DATA FOR THE TASK =>
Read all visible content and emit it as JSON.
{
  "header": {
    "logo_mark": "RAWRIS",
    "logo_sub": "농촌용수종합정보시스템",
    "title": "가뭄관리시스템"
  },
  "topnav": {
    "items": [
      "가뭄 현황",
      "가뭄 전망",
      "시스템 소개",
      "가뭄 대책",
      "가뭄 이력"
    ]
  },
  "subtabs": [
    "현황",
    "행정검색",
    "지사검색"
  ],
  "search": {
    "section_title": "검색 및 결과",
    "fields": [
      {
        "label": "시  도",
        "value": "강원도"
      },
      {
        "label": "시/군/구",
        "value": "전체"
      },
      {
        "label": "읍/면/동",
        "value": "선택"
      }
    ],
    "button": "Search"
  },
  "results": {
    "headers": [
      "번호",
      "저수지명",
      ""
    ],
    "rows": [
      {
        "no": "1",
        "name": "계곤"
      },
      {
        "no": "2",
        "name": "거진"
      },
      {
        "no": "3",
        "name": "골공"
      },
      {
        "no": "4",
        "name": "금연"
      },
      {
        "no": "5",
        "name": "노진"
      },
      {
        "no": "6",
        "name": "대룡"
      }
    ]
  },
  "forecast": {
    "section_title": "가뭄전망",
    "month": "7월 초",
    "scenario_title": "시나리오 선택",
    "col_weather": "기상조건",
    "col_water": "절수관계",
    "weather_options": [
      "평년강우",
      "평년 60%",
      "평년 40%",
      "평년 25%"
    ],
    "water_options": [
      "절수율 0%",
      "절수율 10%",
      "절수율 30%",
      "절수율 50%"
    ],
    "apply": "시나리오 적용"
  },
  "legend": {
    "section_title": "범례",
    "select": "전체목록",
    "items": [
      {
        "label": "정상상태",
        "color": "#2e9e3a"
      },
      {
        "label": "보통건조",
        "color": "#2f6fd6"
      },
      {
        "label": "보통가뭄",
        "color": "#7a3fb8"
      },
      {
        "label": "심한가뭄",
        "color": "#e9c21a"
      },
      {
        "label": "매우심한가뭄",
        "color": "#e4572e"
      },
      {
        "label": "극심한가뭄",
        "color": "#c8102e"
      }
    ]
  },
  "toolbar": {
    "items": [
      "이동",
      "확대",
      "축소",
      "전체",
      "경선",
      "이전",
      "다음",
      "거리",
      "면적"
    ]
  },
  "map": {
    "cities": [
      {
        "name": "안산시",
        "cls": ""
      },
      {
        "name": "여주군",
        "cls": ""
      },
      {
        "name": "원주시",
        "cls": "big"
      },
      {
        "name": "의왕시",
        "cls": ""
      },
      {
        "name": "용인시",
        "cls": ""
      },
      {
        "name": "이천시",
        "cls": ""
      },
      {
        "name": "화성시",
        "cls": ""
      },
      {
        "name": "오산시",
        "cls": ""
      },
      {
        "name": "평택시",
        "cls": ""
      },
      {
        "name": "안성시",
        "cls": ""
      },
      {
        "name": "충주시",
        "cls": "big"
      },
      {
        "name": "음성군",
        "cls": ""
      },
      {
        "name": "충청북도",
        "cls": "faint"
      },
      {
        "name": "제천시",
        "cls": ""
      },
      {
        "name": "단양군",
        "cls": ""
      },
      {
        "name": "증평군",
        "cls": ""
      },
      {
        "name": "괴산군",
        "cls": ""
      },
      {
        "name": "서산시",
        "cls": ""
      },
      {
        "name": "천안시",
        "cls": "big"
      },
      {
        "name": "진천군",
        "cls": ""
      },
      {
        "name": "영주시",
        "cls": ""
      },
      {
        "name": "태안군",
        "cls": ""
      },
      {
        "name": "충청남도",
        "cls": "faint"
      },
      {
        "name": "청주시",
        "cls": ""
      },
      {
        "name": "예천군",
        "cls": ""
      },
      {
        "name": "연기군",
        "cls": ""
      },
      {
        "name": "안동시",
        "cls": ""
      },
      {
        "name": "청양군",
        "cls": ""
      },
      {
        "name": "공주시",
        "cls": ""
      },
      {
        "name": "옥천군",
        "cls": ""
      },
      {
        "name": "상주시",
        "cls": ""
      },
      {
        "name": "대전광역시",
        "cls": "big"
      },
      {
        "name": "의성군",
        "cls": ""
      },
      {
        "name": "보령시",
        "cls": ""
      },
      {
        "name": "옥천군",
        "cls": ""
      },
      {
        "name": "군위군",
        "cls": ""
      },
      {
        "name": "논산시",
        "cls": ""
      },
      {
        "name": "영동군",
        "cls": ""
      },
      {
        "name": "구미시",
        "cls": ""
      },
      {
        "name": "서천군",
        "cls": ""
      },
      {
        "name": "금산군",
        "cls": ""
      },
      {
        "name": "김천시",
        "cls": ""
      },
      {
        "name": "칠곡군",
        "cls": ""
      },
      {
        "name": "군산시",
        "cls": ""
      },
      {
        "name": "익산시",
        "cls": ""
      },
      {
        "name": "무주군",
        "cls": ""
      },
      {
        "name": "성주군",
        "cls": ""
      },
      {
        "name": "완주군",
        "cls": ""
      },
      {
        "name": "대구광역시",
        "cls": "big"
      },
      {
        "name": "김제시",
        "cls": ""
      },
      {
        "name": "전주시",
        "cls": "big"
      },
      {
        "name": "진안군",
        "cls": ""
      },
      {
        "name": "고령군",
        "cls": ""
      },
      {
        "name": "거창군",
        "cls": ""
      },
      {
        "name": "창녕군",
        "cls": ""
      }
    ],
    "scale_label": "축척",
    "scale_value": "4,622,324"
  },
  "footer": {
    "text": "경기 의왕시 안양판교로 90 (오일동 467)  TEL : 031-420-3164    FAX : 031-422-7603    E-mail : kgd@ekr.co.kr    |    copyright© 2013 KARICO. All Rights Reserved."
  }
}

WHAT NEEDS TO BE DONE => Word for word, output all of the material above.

TASK OUTPUT =>
Read all visible content and emit it as JSON.
{
  "header": {
    "logo_mark": "RAWRIS",
    "logo_sub": "농촌용수종합정보시스템",
    "title": "가뭄관리시스템"
  },
  "topnav": {
    "items": [
      "가뭄 현황",
      "가뭄 전망",
      "시스템 소개",
      "가뭄 대책",
      "가뭄 이력"
    ]
  },
  "subtabs": [
    "현황",
    "행정검색",
    "지사검색"
  ],
  "search": {
    "section_title": "검색 및 결과",
    "fields": [
      {
        "label": "시  도",
        "value": "강원도"
      },
      {
        "label": "시/군/구",
        "value": "전체"
      },
      {
        "label": "읍/면/동",
        "value": "선택"
      }
    ],
    "button": "Search"
  },
  "results": {
    "headers": [
      "번호",
      "저수지명",
      ""
    ],
    "rows": [
      {
        "no": "1",
        "name": "계곤"
      },
      {
        "no": "2",
        "name": "거진"
      },
      {
        "no": "3",
        "name": "골공"
      },
      {
        "no": "4",
        "name": "금연"
      },
      {
        "no": "5",
        "name": "노진"
      },
      {
        "no": "6",
        "name": "대룡"
      }
    ]
  },
  "forecast": {
    "section_title": "가뭄전망",
    "month": "7월 초",
    "scenario_title": "시나리오 선택",
    "col_weather": "기상조건",
    "col_water": "절수관계",
    "weather_options": [
      "평년강우",
      "평년 60%",
      "평년 40%",
      "평년 25%"
    ],
    "water_options": [
      "절수율 0%",
      "절수율 10%",
      "절수율 30%",
      "절수율 50%"
    ],
    "apply": "시나리오 적용"
  },
  "legend": {
    "section_title": "범례",
    "select": "전체목록",
    "items": [
      {
        "label": "정상상태",
        "color": "#2e9e3a"
      },
      {
        "label": "보통건조",
        "color": "#2f6fd6"
      },
      {
        "label": "보통가뭄",
        "color": "#7a3fb8"
      },
      {
        "label": "심한가뭄",
        "color": "#e9c21a"
      },
      {
        "label": "매우심한가뭄",
        "color": "#e4572e"
      },
      {
        "label": "극심한가뭄",
        "color": "#c8102e"
      }
    ]
  },
  "toolbar": {
    "items": [
      "이동",
      "확대",
      "축소",
      "전체",
      "경선",
      "이전",
      "다음",
      "거리",
      "면적"
    ]
  },
  "map": {
    "cities": [
      {
        "name": "안산시",
        "cls": ""
      },
      {
        "name": "여주군",
        "cls": ""
      },
      {
        "name": "원주시",
        "cls": "big"
      },
      {
        "name": "의왕시",
        "cls": ""
      },
      {
        "name": "용인시",
        "cls": ""
      },
      {
        "name": "이천시",
        "cls": ""
      },
      {
        "name": "화성시",
        "cls": ""
      },
      {
        "name": "오산시",
        "cls": ""
      },
      {
        "name": "평택시",
        "cls": ""
      },
      {
        "name": "안성시",
        "cls": ""
      },
      {
        "name": "충주시",
        "cls": "big"
      },
      {
        "name": "음성군",
        "cls": ""
      },
      {
        "name": "충청북도",
        "cls": "faint"
      },
      {
        "name": "제천시",
        "cls": ""
      },
      {
        "name": "단양군",
        "cls": ""
      },
      {
        "name": "증평군",
        "cls": ""
      },
      {
        "name": "괴산군",
        "cls": ""
      },
      {
        "name": "서산시",
        "cls": ""
      },
      {
        "name": "천안시",
        "cls": "big"
      },
      {
        "name": "진천군",
        "cls": ""
      },
      {
        "name": "영주시",
        "cls": ""
      },
      {
        "name": "태안군",
        "cls": ""
      },
      {
        "name": "충청남도",
        "cls": "faint"
      },
      {
        "name": "청주시",
        "cls": ""
      },
      {
        "name": "예천군",
        "cls": ""
      },
      {
        "name": "연기군",
        "cls": ""
      },
      {
        "name": "안동시",
        "cls": ""
      },
      {
        "name": "청양군",
        "cls": ""
      },
      {
        "name": "공주시",
        "cls": ""
      },
      {
        "name": "옥천군",
        "cls": ""
      },
      {
        "name": "상주시",
        "cls": ""
      },
      {
        "name": "대전광역시",
        "cls": "big"
      },
      {
        "name": "의성군",
        "cls": ""
      },
      {
        "name": "보령시",
        "cls": ""
      },
      {
        "name": "옥천군",
        "cls": ""
      },
      {
        "name": "군위군",
        "cls": ""
      },
      {
        "name": "논산시",
        "cls": ""
      },
      {
        "name": "영동군",
        "cls": ""
      },
      {
        "name": "구미시",
        "cls": ""
      },
      {
        "name": "서천군",
        "cls": ""
      },
      {
        "name": "금산군",
        "cls": ""
      },
      {
        "name": "김천시",
        "cls": ""
      },
      {
        "name": "칠곡군",
        "cls": ""
      },
      {
        "name": "군산시",
        "cls": ""
      },
      {
        "name": "익산시",
        "cls": ""
      },
      {
        "name": "무주군",
        "cls": ""
      },
      {
        "name": "성주군",
        "cls": ""
      },
      {
        "name": "완주군",
        "cls": ""
      },
      {
        "name": "대구광역시",
        "cls": "big"
      },
      {
        "name": "김제시",
        "cls": ""
      },
      {
        "name": "전주시",
        "cls": "big"
      },
      {
        "name": "진안군",
        "cls": ""
      },
      {
        "name": "고령군",
        "cls": ""
      },
      {
        "name": "거창군",
        "cls": ""
      },
      {
        "name": "창녕군",
        "cls": ""
      }
    ],
    "scale_label": "축척",
    "scale_value": "4,622,324"
  },
  "footer": {
    "text": "경기 의왕시 안양판교로 90 (오일동 467)  TEL : 031-420-3164    FAX : 031-422-7603    E-mail : kgd@ekr.co.kr    |    copyright© 2013 KARICO. All Rights Reserved."
  }
}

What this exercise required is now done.